As someone whose first John Mayer experience came from his live shows instead of the radio or buying his albums, I’ve always kind of felt that his albums fail to catch the emotion and rawness that the live show encapsulates. While the albums retain the base of the riffs that make up the albums, the overly polished sound and lack of runs on the guitar is usually what turns me off from his albums.
I have the same issue with Continuum, his third album, though it is probably my favorite of his discography – if we aren’t counting the John Mayer Trio live album. There are plenty of good things to be found with a bit of bad, but none of the great moments that his live shows contain.
Continuum seemed to be the album where Mayer decided to expand beyond the pop adult alternative track that his previous two albums followed. With songs like “Waiting on the World to Change,” “I Don’t Trust Myself (With Loving You),” and the good pairing of “Belief” and “Gravity,” there are hints of the bluesy atmosphere that drives his shows.
A few of those songs are great and are some of the better tracks found in his discography, though that run stops cold with “The Heart of Life,” which falls into the same rut that Mayer followed early in his career: by-the-numbers pop rock that does little to venture outside the realm of top-40 pop. You could put the seventh track, “Stop This Train,” in the same category.
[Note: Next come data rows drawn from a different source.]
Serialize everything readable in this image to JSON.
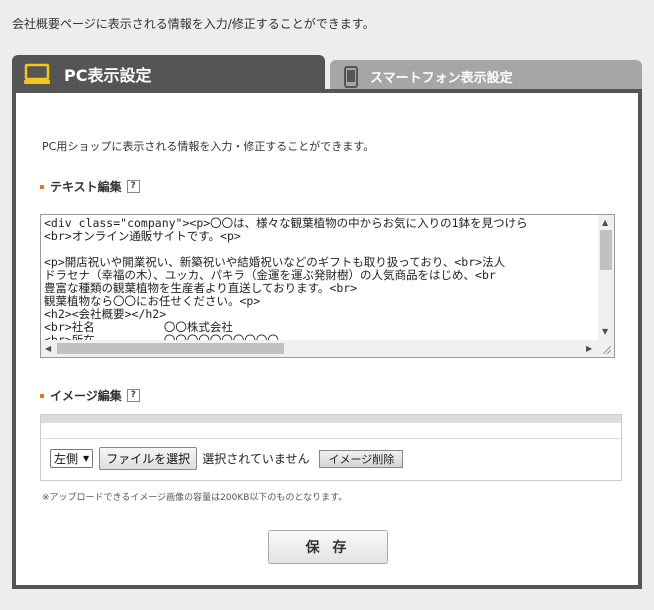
{
  "intro": "会社概要ページに表示される情報を入力/修正することができます。",
  "tabs": {
    "pc": {
      "label": "PC表示設定",
      "icon": "monitor-icon"
    },
    "smartphone": {
      "label": "スマートフォン表示設定",
      "icon": "smartphone-icon"
    }
  },
  "panel": {
    "description": "PC用ショップに表示される情報を入力・修正することができます。",
    "text_section": {
      "title": "テキスト編集",
      "help": "?"
    },
    "editor_content": "<div class=\"company\"><p>〇〇は、様々な観葉植物の中からお気に入りの1鉢を見つけら\n<br>オンライン通販サイトです。<p>\n\n<p>開店祝いや開業祝い、新築祝いや結婚祝いなどのギフトも取り扱っており、<br>法人\nドラセナ（幸福の木）、ユッカ、パキラ（金運を運ぶ発財樹）の人気商品をはじめ、<br\n豊富な種類の観葉植物を生産者より直送しております。<br>\n観葉植物なら〇〇にお任せください。<p>\n<h2><会社概要></h2>\n<br>社名          〇〇株式会社\n<br>所在          〇〇〇〇〇〇〇〇〇〇",
    "image_section": {
      "title": "イメージ編集",
      "help": "?"
    },
    "align_select": "左側",
    "file_button": "ファイルを選択",
    "file_status": "選択されていません",
    "delete_image_button": "イメージ削除",
    "note": "※アップロードできるイメージ画像の容量は200KB以下のものとなります。",
    "save_button": "保 存"
  },
  "colors": {
    "accent": "#e8731a",
    "tab_active": "#555555",
    "tab_inactive": "#a6a6a6",
    "monitor_icon": "#f5c518"
  }
}
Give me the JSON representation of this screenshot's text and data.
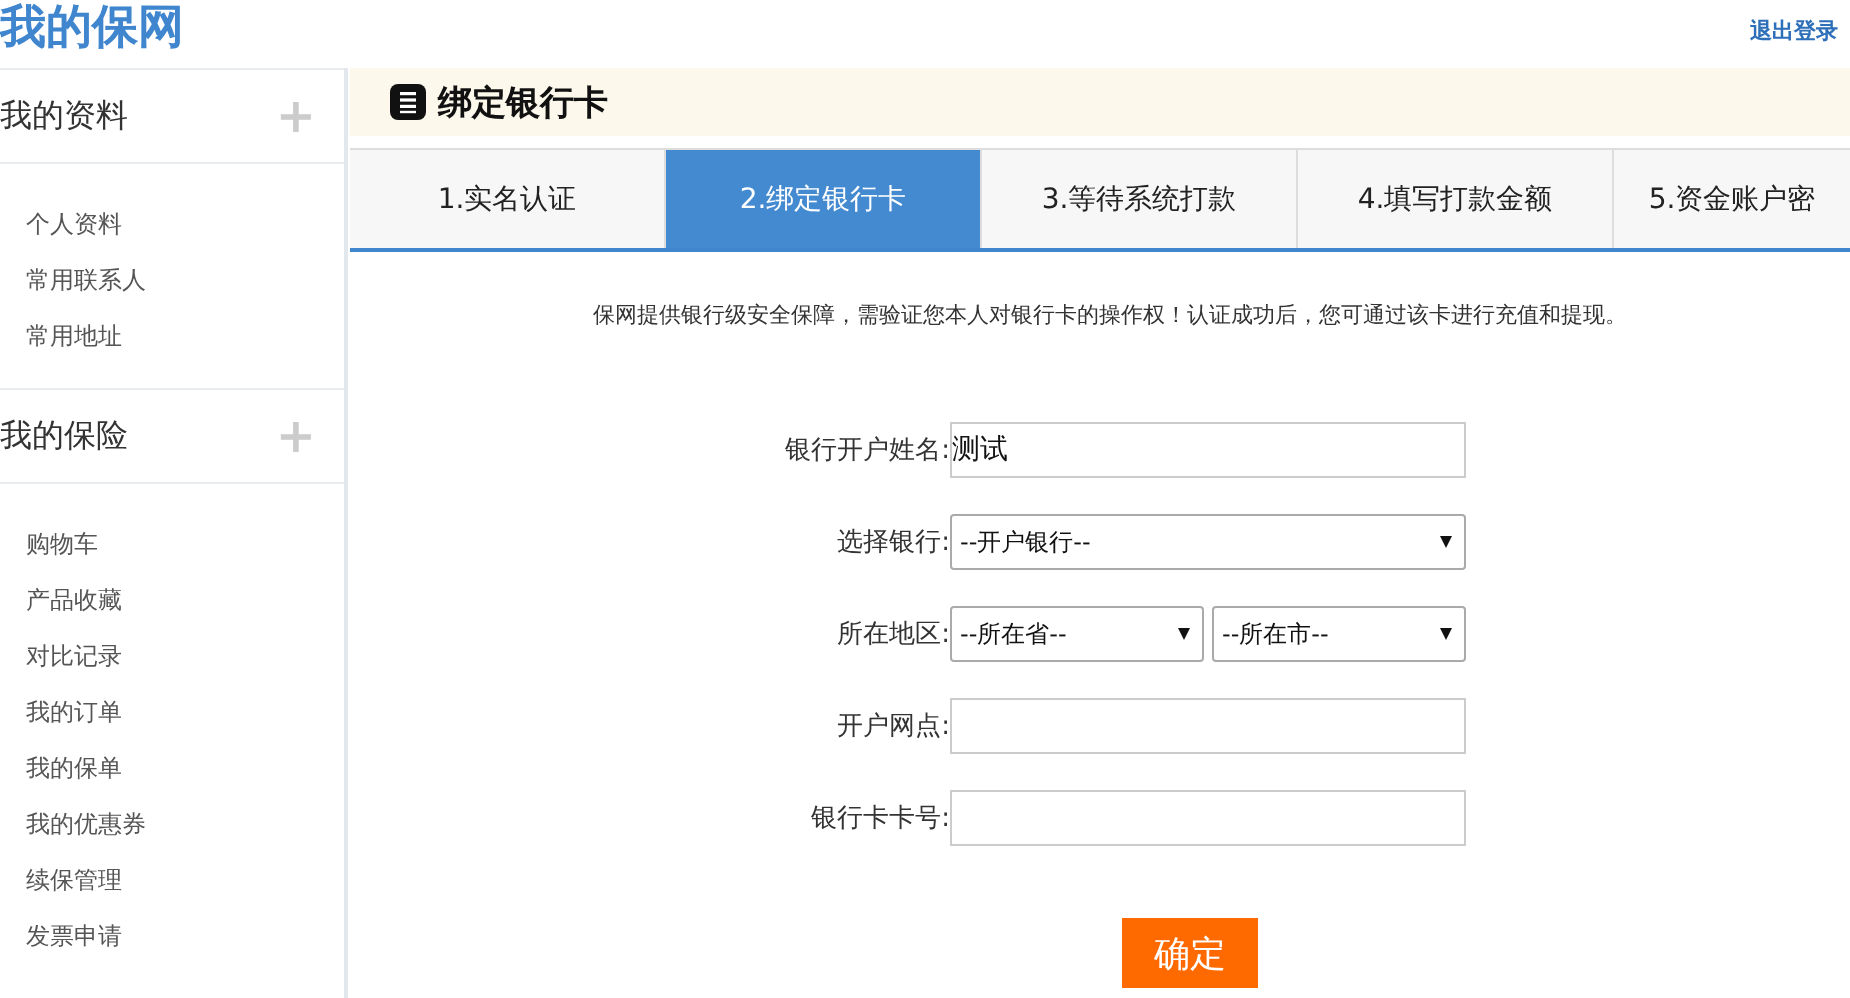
{
  "header": {
    "logo": "我的保网",
    "logout": "退出登录"
  },
  "sidebar": {
    "groups": [
      {
        "title": "我的资料",
        "expand_icon": "+",
        "items": [
          "个人资料",
          "常用联系人",
          "常用地址"
        ]
      },
      {
        "title": "我的保险",
        "expand_icon": "+",
        "items": [
          "购物车",
          "产品收藏",
          "对比记录",
          "我的订单",
          "我的保单",
          "我的优惠券",
          "续保管理",
          "发票申请"
        ]
      }
    ]
  },
  "page_title": "绑定银行卡",
  "tabs": [
    {
      "label": "1.实名认证",
      "selected": false
    },
    {
      "label": "2.绑定银行卡",
      "selected": true
    },
    {
      "label": "3.等待系统打款",
      "selected": false
    },
    {
      "label": "4.填写打款金额",
      "selected": false
    },
    {
      "label": "5.资金账户密",
      "selected": false
    }
  ],
  "notice": "保网提供银行级安全保障，需验证您本人对银行卡的操作权！认证成功后，您可通过该卡进行充值和提现。",
  "form": [
    {
      "kind": "text",
      "label": "银行开户姓名:",
      "value": "测试"
    },
    {
      "kind": "select",
      "label": "选择银行:",
      "options": [
        "--开户银行--"
      ]
    },
    {
      "kind": "select",
      "label": "所在地区:",
      "options": [
        "--所在省--",
        "--所在市--"
      ]
    },
    {
      "kind": "text",
      "label": "开户网点:"
    },
    {
      "kind": "text",
      "label": "银行卡卡号:"
    }
  ],
  "submit": "确定"
}
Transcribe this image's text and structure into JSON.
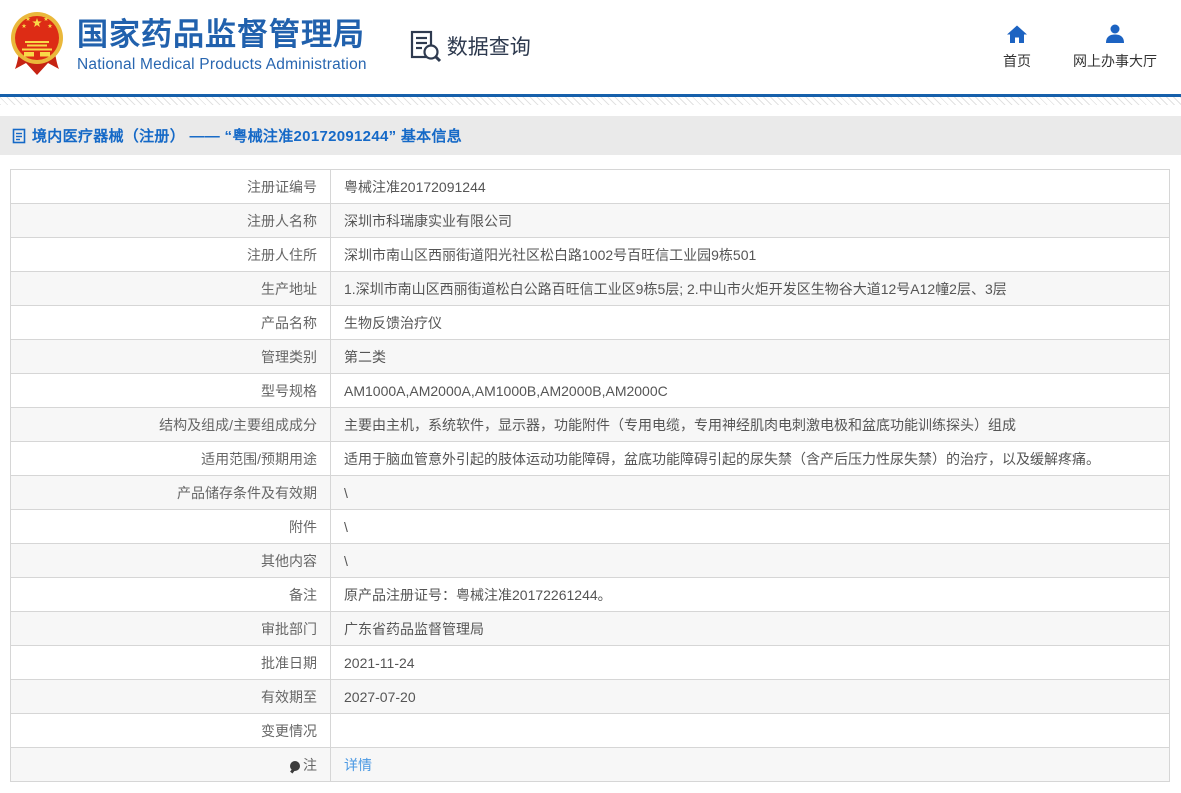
{
  "colors": {
    "brand_blue": "#2161ad",
    "accent_line_blue": "#1660ab",
    "breadcrumb_blue": "#1569c7",
    "link_blue": "#4b99e3",
    "nav_icon_blue": "#1c63c2"
  },
  "header": {
    "agency_name_cn": "国家药品监督管理局",
    "agency_name_en": "National Medical Products Administration",
    "section_label": "数据查询",
    "nav": [
      {
        "label": "首页",
        "icon": "home-icon"
      },
      {
        "label": "网上办事大厅",
        "icon": "user-icon"
      }
    ]
  },
  "breadcrumb": {
    "text": "境内医疗器械（注册） —— “粤械注准20172091244” 基本信息"
  },
  "table": {
    "rows": [
      {
        "label": "注册证编号",
        "value": "粤械注准20172091244"
      },
      {
        "label": "注册人名称",
        "value": "深圳市科瑞康实业有限公司"
      },
      {
        "label": "注册人住所",
        "value": "深圳市南山区西丽街道阳光社区松白路1002号百旺信工业园9栋501"
      },
      {
        "label": "生产地址",
        "value": "1.深圳市南山区西丽街道松白公路百旺信工业区9栋5层; 2.中山市火炬开发区生物谷大道12号A12幢2层、3层"
      },
      {
        "label": "产品名称",
        "value": "生物反馈治疗仪"
      },
      {
        "label": "管理类别",
        "value": "第二类"
      },
      {
        "label": "型号规格",
        "value": "AM1000A,AM2000A,AM1000B,AM2000B,AM2000C"
      },
      {
        "label": "结构及组成/主要组成成分",
        "value": "主要由主机，系统软件，显示器，功能附件（专用电缆，专用神经肌肉电刺激电极和盆底功能训练探头）组成"
      },
      {
        "label": "适用范围/预期用途",
        "value": "适用于脑血管意外引起的肢体运动功能障碍，盆底功能障碍引起的尿失禁（含产后压力性尿失禁）的治疗，以及缓解疼痛。"
      },
      {
        "label": "产品储存条件及有效期",
        "value": "\\"
      },
      {
        "label": "附件",
        "value": "\\"
      },
      {
        "label": "其他内容",
        "value": "\\"
      },
      {
        "label": "备注",
        "value": "原产品注册证号：粤械注准20172261244。"
      },
      {
        "label": "审批部门",
        "value": "广东省药品监督管理局"
      },
      {
        "label": "批准日期",
        "value": "2021-11-24"
      },
      {
        "label": "有效期至",
        "value": "2027-07-20"
      },
      {
        "label": "变更情况",
        "value": ""
      },
      {
        "label": "注",
        "label_icon": "bulb",
        "value": "详情",
        "link": true
      }
    ]
  }
}
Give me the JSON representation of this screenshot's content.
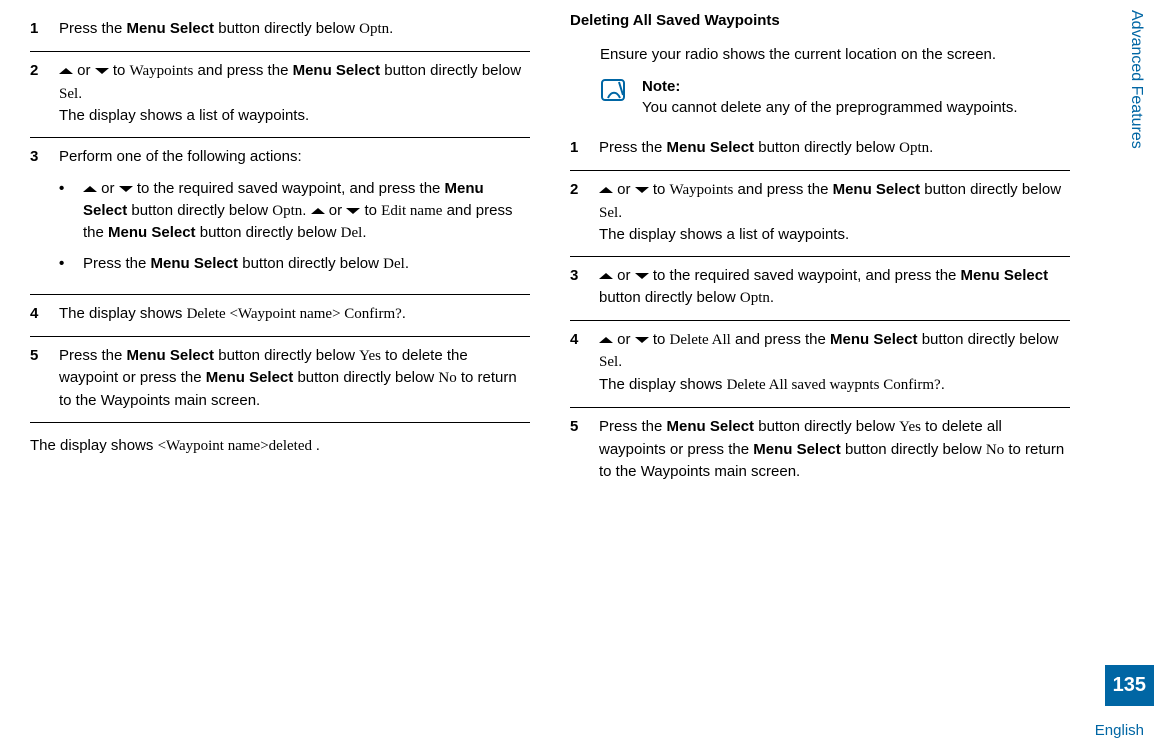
{
  "side": {
    "section": "Advanced Features",
    "page": "135",
    "lang": "English"
  },
  "left": {
    "step1": {
      "num": "1",
      "a": "Press the ",
      "b": "Menu Select",
      "c": " button directly below ",
      "d": "Optn",
      "e": "."
    },
    "step2": {
      "num": "2",
      "a": " or ",
      "b": " to ",
      "c": "Waypoints",
      "d": " and press the ",
      "e": "Menu Select",
      "f": " button directly below ",
      "g": "Sel",
      "h": ".",
      "i": "The display shows a list of waypoints."
    },
    "step3": {
      "num": "3",
      "a": "Perform one of the following actions:",
      "b1a": " or ",
      "b1b": " to the required saved waypoint, and press the ",
      "b1c": "Menu Select",
      "b1d": " button directly below ",
      "b1e": "Optn",
      "b1f": ". ",
      "b1g": " or ",
      "b1h": " to ",
      "b1i": "Edit name",
      "b1j": " and press the ",
      "b1k": "Menu Select",
      "b1l": " button directly below ",
      "b1m": "Del",
      "b1n": ".",
      "b2a": "Press the ",
      "b2b": "Menu Select",
      "b2c": " button directly below ",
      "b2d": "Del",
      "b2e": "."
    },
    "step4": {
      "num": "4",
      "a": "The display shows ",
      "b": "Delete <Waypoint name> Confirm?",
      "c": "."
    },
    "step5": {
      "num": "5",
      "a": "Press the ",
      "b": "Menu Select",
      "c": " button directly below ",
      "d": "Yes",
      "e": " to delete the waypoint or press the ",
      "f": "Menu Select",
      "g": " button directly below ",
      "h": "No",
      "i": " to return to the Waypoints main screen."
    },
    "after": {
      "a": "The display shows ",
      "b": "<Waypoint name>deleted ",
      "c": "."
    }
  },
  "right": {
    "heading": "Deleting All Saved Waypoints",
    "intro": "Ensure your radio shows the current location on the screen.",
    "note": {
      "title": "Note:",
      "body": "You cannot delete any of the preprogrammed waypoints."
    },
    "step1": {
      "num": "1",
      "a": "Press the ",
      "b": "Menu Select",
      "c": " button directly below ",
      "d": "Optn",
      "e": "."
    },
    "step2": {
      "num": "2",
      "a": " or ",
      "b": " to ",
      "c": "Waypoints",
      "d": " and press the ",
      "e": "Menu Select",
      "f": " button directly below ",
      "g": "Sel",
      "h": ".",
      "i": "The display shows a list of waypoints."
    },
    "step3": {
      "num": "3",
      "a": " or ",
      "b": " to the required saved waypoint, and press the ",
      "c": "Menu Select",
      "d": " button directly below ",
      "e": "Optn",
      "f": "."
    },
    "step4": {
      "num": "4",
      "a": " or ",
      "b": " to ",
      "c": "Delete All",
      "d": " and press the ",
      "e": "Menu Select",
      "f": " button directly below ",
      "g": "Sel",
      "h": ".",
      "i": "The display shows ",
      "j": "Delete All saved waypnts Confirm?",
      "k": "."
    },
    "step5": {
      "num": "5",
      "a": "Press the ",
      "b": "Menu Select",
      "c": " button directly below ",
      "d": "Yes",
      "e": " to delete all waypoints or press the ",
      "f": "Menu Select",
      "g": " button directly below ",
      "h": "No",
      "i": " to return to the Waypoints main screen."
    }
  }
}
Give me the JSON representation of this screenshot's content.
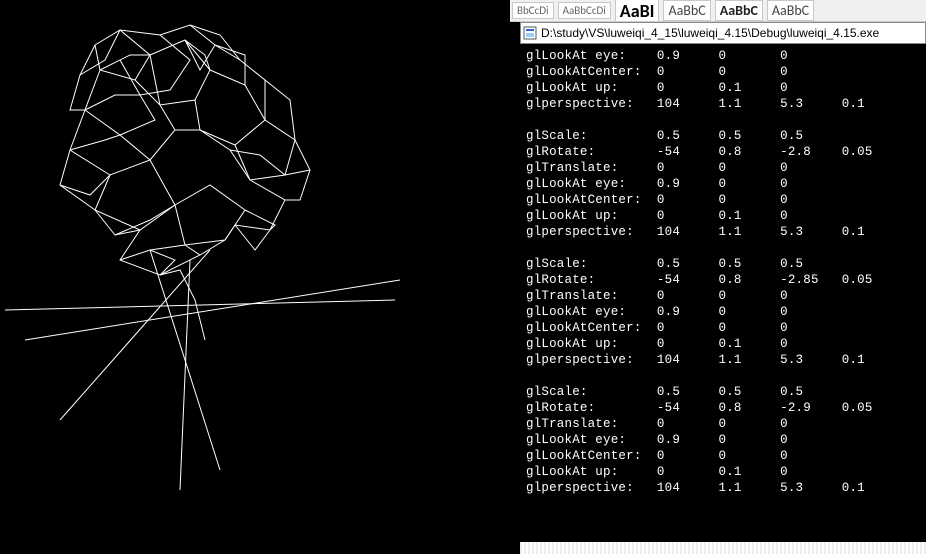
{
  "ribbon": {
    "styles": [
      "BbCcDi",
      "AaBbCcDi",
      "AaBI",
      "AaBbC",
      "AaBbC",
      "AaBbC"
    ]
  },
  "console": {
    "title_path": "D:\\study\\VS\\luweiqi_4_15\\luweiqi_4.15\\Debug\\luweiqi_4.15.exe",
    "icon": "app-icon",
    "blocks": [
      {
        "rows": [
          {
            "label": "glLookAt eye:",
            "v": [
              "0.9",
              "0",
              "0",
              ""
            ]
          },
          {
            "label": "glLookAtCenter:",
            "v": [
              "0",
              "0",
              "0",
              ""
            ]
          },
          {
            "label": "glLookAt up:",
            "v": [
              "0",
              "0.1",
              "0",
              ""
            ]
          },
          {
            "label": "glperspective:",
            "v": [
              "104",
              "1.1",
              "5.3",
              "0.1"
            ]
          }
        ]
      },
      {
        "rows": [
          {
            "label": "glScale:",
            "v": [
              "0.5",
              "0.5",
              "0.5",
              ""
            ]
          },
          {
            "label": "glRotate:",
            "v": [
              "-54",
              "0.8",
              "-2.8",
              "0.05"
            ]
          },
          {
            "label": "glTranslate:",
            "v": [
              "0",
              "0",
              "0",
              ""
            ]
          },
          {
            "label": "glLookAt eye:",
            "v": [
              "0.9",
              "0",
              "0",
              ""
            ]
          },
          {
            "label": "glLookAtCenter:",
            "v": [
              "0",
              "0",
              "0",
              ""
            ]
          },
          {
            "label": "glLookAt up:",
            "v": [
              "0",
              "0.1",
              "0",
              ""
            ]
          },
          {
            "label": "glperspective:",
            "v": [
              "104",
              "1.1",
              "5.3",
              "0.1"
            ]
          }
        ]
      },
      {
        "rows": [
          {
            "label": "glScale:",
            "v": [
              "0.5",
              "0.5",
              "0.5",
              ""
            ]
          },
          {
            "label": "glRotate:",
            "v": [
              "-54",
              "0.8",
              "-2.85",
              "0.05"
            ]
          },
          {
            "label": "glTranslate:",
            "v": [
              "0",
              "0",
              "0",
              ""
            ]
          },
          {
            "label": "glLookAt eye:",
            "v": [
              "0.9",
              "0",
              "0",
              ""
            ]
          },
          {
            "label": "glLookAtCenter:",
            "v": [
              "0",
              "0",
              "0",
              ""
            ]
          },
          {
            "label": "glLookAt up:",
            "v": [
              "0",
              "0.1",
              "0",
              ""
            ]
          },
          {
            "label": "glperspective:",
            "v": [
              "104",
              "1.1",
              "5.3",
              "0.1"
            ]
          }
        ]
      },
      {
        "rows": [
          {
            "label": "glScale:",
            "v": [
              "0.5",
              "0.5",
              "0.5",
              ""
            ]
          },
          {
            "label": "glRotate:",
            "v": [
              "-54",
              "0.8",
              "-2.9",
              "0.05"
            ]
          },
          {
            "label": "glTranslate:",
            "v": [
              "0",
              "0",
              "0",
              ""
            ]
          },
          {
            "label": "glLookAt eye:",
            "v": [
              "0.9",
              "0",
              "0",
              ""
            ]
          },
          {
            "label": "glLookAtCenter:",
            "v": [
              "0",
              "0",
              "0",
              ""
            ]
          },
          {
            "label": "glLookAt up:",
            "v": [
              "0",
              "0.1",
              "0",
              ""
            ]
          },
          {
            "label": "glperspective:",
            "v": [
              "104",
              "1.1",
              "5.3",
              "0.1"
            ]
          }
        ]
      }
    ]
  },
  "colors": {
    "bg": "#000000",
    "fg": "#ffffff"
  }
}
Luckily, the two songs that sandwich “Stop This Train” are fantastic. “Vultures” is my favorite John Mayer song, largely due to the riff that drives the song. While the recorded version doesn’t live up to the live version, usually driven by long solos showing Mayer’s true prowess, it does perhaps come closest to what you get at a show. The same goes to “Slow Dancing in a Burning Room,” where he finally finds the right combination of the elements of slow pop rock love songs and bluesy riffs that he seems to always attempt to create.
Another definite favorite is the faithful rendition of The Jimi Hendrix Experience’s “Bold As Love,” which features some not-so-surprisingly advanced guitar playing and emotional vocal delivery. If Mayer did a full album of Hendrix covers, I don’t think I would complain. As a matter of fact, I’d probably like it more than a regular Mayer album.
Unfortunately, it is followed by two of the weaker songs on the album. “Dreaming With A Broken Heart” is a piano-led track that bores to tears, and “In Repair,” while featuring a fantastic solo, just doesn’t have a good enough hook to hold your attention for the six-minute track length. Luckily the album ends on a nice note, with the somber “I’m Gonna Find Another You,” which is a perfect album ender. Much like “Slow Dancing in a Burning Room,” this track meshes the pop elements with the bluesy elements of Mayer perfectly.
While Continuum is more bearable than Mayer’s other records and comes closest to his live show, there still aren’t enough fantastic moments to make this a great, or even good, album. The fantastic moments, while truly great, are unfortunately spread too far apart.